Much of Marawi remains a no-go zone, but disturbing details have emerged.

The two other victims were employees of a state-run hospital seized by Islamist militants on the first day of the violence, police said.

Police Chief Romeo Enriquez said there may have been confusion because his predecessor in Malabang, a town near Marawi, was killed in the fighting on Tuesday, although he was not beheaded.

Maute militants flew an IS flag in one of the city's mosques a year ago, a local resident said, speaking on condition of anonymity, fearing for his safety. Several teachers, a priest and about a dozen parishioners were also reportedly taken as hostages.

The fighting erupted on Tuesday after security forces raided a house where they believed Isnilon Hapilon, a leader of the infamous Abu Sayyaf kidnap-for-ransom gang and Philippine head of IS, was hiding while seeking treatment for injuries suffered in a previous military raid.

All these groups are inspired by the Islamic State group, but so far there is no sign of significant, material ties.

Washington has offered a $5 million reward for information leading to Hapilon's capture, but he has proved elusive.

The violence is the latest in four decades of conflict across the southern third of the mostly Catholic Philippines, where a Muslim separatist rebellion has claimed more than 120,000 lives.

"We will fully comply with the directives of the President that martial law was declared to address radical Islamic terrorism and narco-terrorism in Mindanao".

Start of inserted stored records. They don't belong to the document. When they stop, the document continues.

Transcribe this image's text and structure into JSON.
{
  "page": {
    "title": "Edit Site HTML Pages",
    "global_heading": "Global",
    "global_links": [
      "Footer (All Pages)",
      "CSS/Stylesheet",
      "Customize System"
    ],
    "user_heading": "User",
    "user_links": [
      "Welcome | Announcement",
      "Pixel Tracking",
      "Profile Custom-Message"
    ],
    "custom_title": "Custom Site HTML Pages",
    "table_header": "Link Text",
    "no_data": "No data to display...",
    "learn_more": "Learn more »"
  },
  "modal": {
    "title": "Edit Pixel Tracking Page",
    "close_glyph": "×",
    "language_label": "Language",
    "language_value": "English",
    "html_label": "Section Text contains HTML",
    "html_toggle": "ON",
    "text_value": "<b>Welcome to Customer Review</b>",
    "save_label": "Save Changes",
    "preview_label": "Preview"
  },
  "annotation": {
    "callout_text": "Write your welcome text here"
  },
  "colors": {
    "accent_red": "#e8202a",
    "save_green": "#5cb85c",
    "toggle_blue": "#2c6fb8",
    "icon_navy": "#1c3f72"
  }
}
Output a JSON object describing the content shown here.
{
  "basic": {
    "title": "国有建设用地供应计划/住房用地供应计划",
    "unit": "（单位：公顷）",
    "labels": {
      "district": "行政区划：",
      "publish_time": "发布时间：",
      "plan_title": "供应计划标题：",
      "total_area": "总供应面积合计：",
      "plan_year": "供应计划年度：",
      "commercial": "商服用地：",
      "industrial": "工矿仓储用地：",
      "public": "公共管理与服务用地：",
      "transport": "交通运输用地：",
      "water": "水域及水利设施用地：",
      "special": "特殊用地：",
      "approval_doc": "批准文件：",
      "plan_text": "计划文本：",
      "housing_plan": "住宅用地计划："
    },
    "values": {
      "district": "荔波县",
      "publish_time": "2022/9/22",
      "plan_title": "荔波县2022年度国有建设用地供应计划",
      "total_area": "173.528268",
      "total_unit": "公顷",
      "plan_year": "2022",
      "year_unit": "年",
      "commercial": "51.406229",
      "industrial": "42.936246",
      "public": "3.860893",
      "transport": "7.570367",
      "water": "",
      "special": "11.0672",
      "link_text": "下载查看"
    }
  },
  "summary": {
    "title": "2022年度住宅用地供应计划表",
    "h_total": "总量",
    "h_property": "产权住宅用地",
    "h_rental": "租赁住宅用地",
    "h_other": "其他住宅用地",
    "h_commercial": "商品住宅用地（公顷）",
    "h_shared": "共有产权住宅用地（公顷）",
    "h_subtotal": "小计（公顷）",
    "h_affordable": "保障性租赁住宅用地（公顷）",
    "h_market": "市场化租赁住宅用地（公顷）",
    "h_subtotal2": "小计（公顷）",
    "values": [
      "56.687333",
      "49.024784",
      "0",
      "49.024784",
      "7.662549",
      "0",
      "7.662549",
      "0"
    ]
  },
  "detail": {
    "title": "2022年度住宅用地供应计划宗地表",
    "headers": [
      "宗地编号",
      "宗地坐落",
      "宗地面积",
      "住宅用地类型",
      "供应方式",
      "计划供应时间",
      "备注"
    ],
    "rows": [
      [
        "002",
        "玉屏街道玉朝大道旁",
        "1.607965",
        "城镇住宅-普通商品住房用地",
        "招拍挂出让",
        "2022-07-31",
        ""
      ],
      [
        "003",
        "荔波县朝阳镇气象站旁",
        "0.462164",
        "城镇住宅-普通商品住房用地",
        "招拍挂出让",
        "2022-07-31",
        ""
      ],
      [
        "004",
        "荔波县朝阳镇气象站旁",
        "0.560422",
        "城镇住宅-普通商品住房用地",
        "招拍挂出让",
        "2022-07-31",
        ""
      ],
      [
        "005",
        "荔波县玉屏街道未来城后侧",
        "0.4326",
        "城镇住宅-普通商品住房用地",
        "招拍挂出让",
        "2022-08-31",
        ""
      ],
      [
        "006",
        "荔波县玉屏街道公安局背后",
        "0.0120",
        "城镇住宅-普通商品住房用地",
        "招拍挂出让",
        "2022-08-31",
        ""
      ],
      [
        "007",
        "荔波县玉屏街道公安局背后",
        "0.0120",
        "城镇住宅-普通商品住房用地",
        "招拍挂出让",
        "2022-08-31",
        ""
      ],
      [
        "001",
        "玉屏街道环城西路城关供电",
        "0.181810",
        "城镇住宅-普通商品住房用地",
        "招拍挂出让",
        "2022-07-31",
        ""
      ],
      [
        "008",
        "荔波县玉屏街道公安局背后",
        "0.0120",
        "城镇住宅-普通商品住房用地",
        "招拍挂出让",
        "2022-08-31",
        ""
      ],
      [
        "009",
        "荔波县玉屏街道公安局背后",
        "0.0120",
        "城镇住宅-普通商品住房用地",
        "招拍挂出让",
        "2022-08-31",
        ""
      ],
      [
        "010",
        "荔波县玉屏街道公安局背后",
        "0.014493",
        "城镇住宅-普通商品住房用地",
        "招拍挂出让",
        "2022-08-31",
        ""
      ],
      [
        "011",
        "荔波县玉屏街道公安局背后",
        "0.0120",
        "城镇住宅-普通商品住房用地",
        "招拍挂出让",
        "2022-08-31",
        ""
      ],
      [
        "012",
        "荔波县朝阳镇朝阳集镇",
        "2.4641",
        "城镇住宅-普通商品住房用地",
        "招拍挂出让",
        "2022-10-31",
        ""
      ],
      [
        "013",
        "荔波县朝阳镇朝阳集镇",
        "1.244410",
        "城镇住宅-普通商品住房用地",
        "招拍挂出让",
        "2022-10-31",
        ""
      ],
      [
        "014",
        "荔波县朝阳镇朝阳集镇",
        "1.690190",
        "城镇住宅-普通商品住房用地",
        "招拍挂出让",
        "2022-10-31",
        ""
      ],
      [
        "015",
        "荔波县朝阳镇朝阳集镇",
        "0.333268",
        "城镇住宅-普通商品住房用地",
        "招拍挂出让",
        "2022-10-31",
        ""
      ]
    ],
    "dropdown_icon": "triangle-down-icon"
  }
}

Duterte has vowed to extinguish the threat of the militants, whom he has said belong to the local Maute terrorist group but are being backed by criminals in the area.